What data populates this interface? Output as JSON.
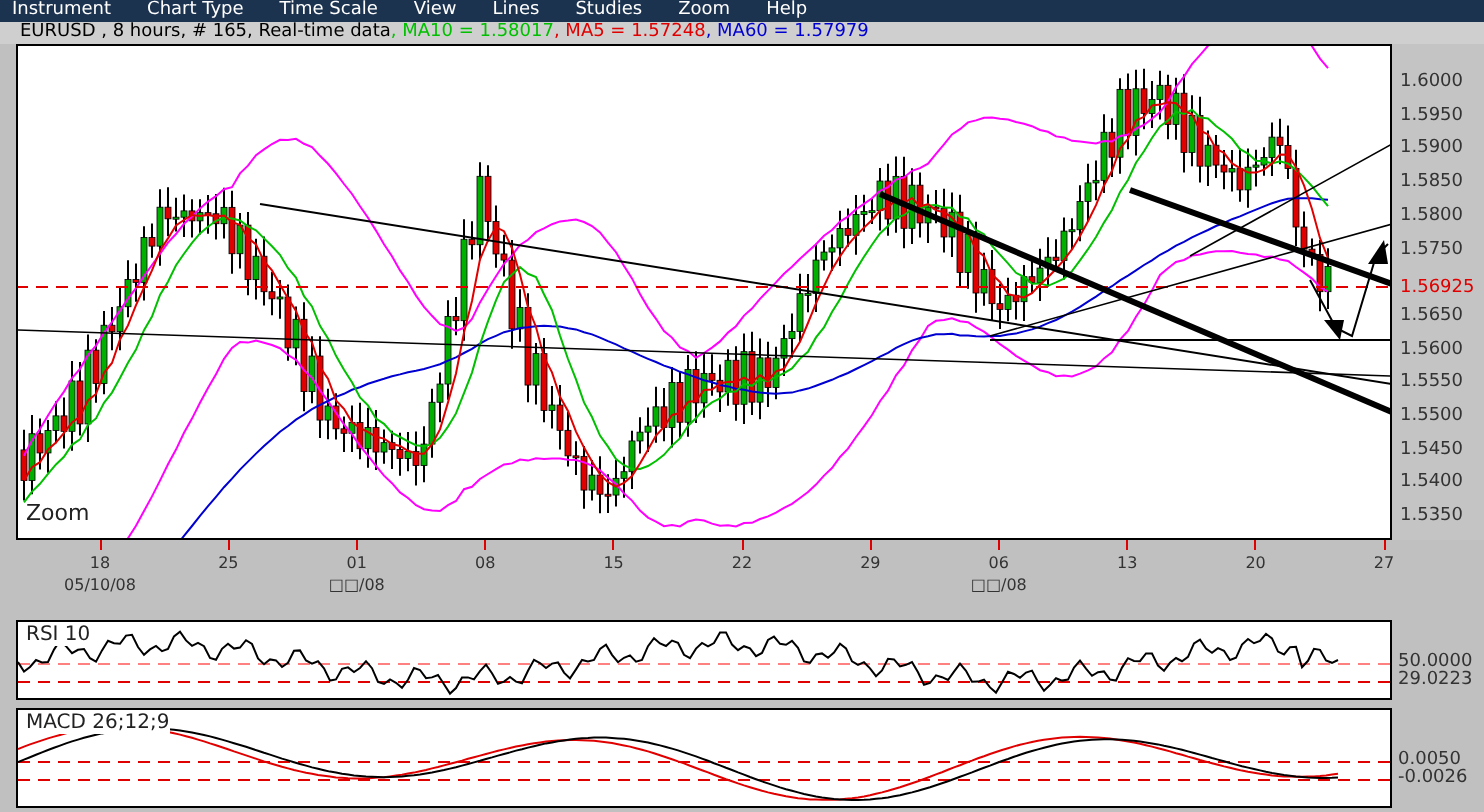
{
  "menu": [
    {
      "label": "Instrument"
    },
    {
      "label": "Chart Type"
    },
    {
      "label": "Time Scale"
    },
    {
      "label": "View"
    },
    {
      "label": "Lines"
    },
    {
      "label": "Studies"
    },
    {
      "label": "Zoom"
    },
    {
      "label": "Help"
    }
  ],
  "legend": [
    {
      "text": "EURUSD , 8 hours, # 165, Real-time data",
      "color": "#000000"
    },
    {
      "text": ", MA10 = 1.58017",
      "color": "#00c000"
    },
    {
      "text": ", MA5 = 1.57248",
      "color": "#e00000"
    },
    {
      "text": ", MA60 = 1.57979",
      "color": "#0000d0"
    }
  ],
  "price_chart": {
    "zoom_label": "Zoom",
    "price_axis": [
      {
        "label": "1.6000",
        "kind": "tick"
      },
      {
        "label": "1.5950",
        "kind": "tick"
      },
      {
        "label": "1.5900",
        "kind": "tick"
      },
      {
        "label": "1.5850",
        "kind": "tick"
      },
      {
        "label": "1.5800",
        "kind": "tick"
      },
      {
        "label": "1.5750",
        "kind": "tick"
      },
      {
        "label": "1.56925",
        "kind": "current"
      },
      {
        "label": "1.5650",
        "kind": "tick"
      },
      {
        "label": "1.5600",
        "kind": "tick"
      },
      {
        "label": "1.5550",
        "kind": "tick"
      },
      {
        "label": "1.5500",
        "kind": "tick"
      },
      {
        "label": "1.5450",
        "kind": "tick"
      },
      {
        "label": "1.5400",
        "kind": "tick"
      },
      {
        "label": "1.5350",
        "kind": "tick"
      }
    ]
  },
  "date_axis": [
    {
      "day": "18",
      "month": "05/10/08"
    },
    {
      "day": "25"
    },
    {
      "day": "01",
      "month": "□□/08"
    },
    {
      "day": "08"
    },
    {
      "day": "15"
    },
    {
      "day": "22"
    },
    {
      "day": "29"
    },
    {
      "day": "06",
      "month": "□□/08"
    },
    {
      "day": "13"
    },
    {
      "day": "20"
    },
    {
      "day": "27"
    }
  ],
  "rsi": {
    "title": "RSI 10",
    "levels": [
      {
        "label": "50.0000",
        "kind": "tick"
      },
      {
        "label": "29.0223",
        "kind": "current"
      }
    ]
  },
  "macd": {
    "title": "MACD 26;12;9",
    "levels": [
      {
        "label": "0.0050",
        "kind": "tick"
      },
      {
        "label": "-0.0026",
        "kind": "current"
      }
    ]
  }
}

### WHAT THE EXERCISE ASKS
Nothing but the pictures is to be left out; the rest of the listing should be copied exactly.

### REPLY TO THE EXERCISE
What data populates this interface? Output as JSON.
{
  "menu": [
    {
      "label": "Instrument"
    },
    {
      "label": "Chart Type"
    },
    {
      "label": "Time Scale"
    },
    {
      "label": "View"
    },
    {
      "label": "Lines"
    },
    {
      "label": "Studies"
    },
    {
      "label": "Zoom"
    },
    {
      "label": "Help"
    }
  ],
  "legend": [
    {
      "text": "EURUSD , 8 hours, # 165, Real-time data",
      "color": "#000000"
    },
    {
      "text": ", MA10 = 1.58017",
      "color": "#00c000"
    },
    {
      "text": ", MA5 = 1.57248",
      "color": "#e00000"
    },
    {
      "text": ", MA60 = 1.57979",
      "color": "#0000d0"
    }
  ],
  "price_chart": {
    "zoom_label": "Zoom",
    "price_axis": [
      {
        "label": "1.6000",
        "kind": "tick"
      },
      {
        "label": "1.5950",
        "kind": "tick"
      },
      {
        "label": "1.5900",
        "kind": "tick"
      },
      {
        "label": "1.5850",
        "kind": "tick"
      },
      {
        "label": "1.5800",
        "kind": "tick"
      },
      {
        "label": "1.5750",
        "kind": "tick"
      },
      {
        "label": "1.56925",
        "kind": "current"
      },
      {
        "label": "1.5650",
        "kind": "tick"
      },
      {
        "label": "1.5600",
        "kind": "tick"
      },
      {
        "label": "1.5550",
        "kind": "tick"
      },
      {
        "label": "1.5500",
        "kind": "tick"
      },
      {
        "label": "1.5450",
        "kind": "tick"
      },
      {
        "label": "1.5400",
        "kind": "tick"
      },
      {
        "label": "1.5350",
        "kind": "tick"
      }
    ]
  },
  "date_axis": [
    {
      "day": "18",
      "month": "05/10/08"
    },
    {
      "day": "25"
    },
    {
      "day": "01",
      "month": "□□/08"
    },
    {
      "day": "08"
    },
    {
      "day": "15"
    },
    {
      "day": "22"
    },
    {
      "day": "29"
    },
    {
      "day": "06",
      "month": "□□/08"
    },
    {
      "day": "13"
    },
    {
      "day": "20"
    },
    {
      "day": "27"
    }
  ],
  "rsi": {
    "title": "RSI 10",
    "levels": [
      {
        "label": "50.0000",
        "kind": "tick"
      },
      {
        "label": "29.0223",
        "kind": "current"
      }
    ]
  },
  "macd": {
    "title": "MACD 26;12;9",
    "levels": [
      {
        "label": "0.0050",
        "kind": "tick"
      },
      {
        "label": "-0.0026",
        "kind": "current"
      }
    ]
  }
}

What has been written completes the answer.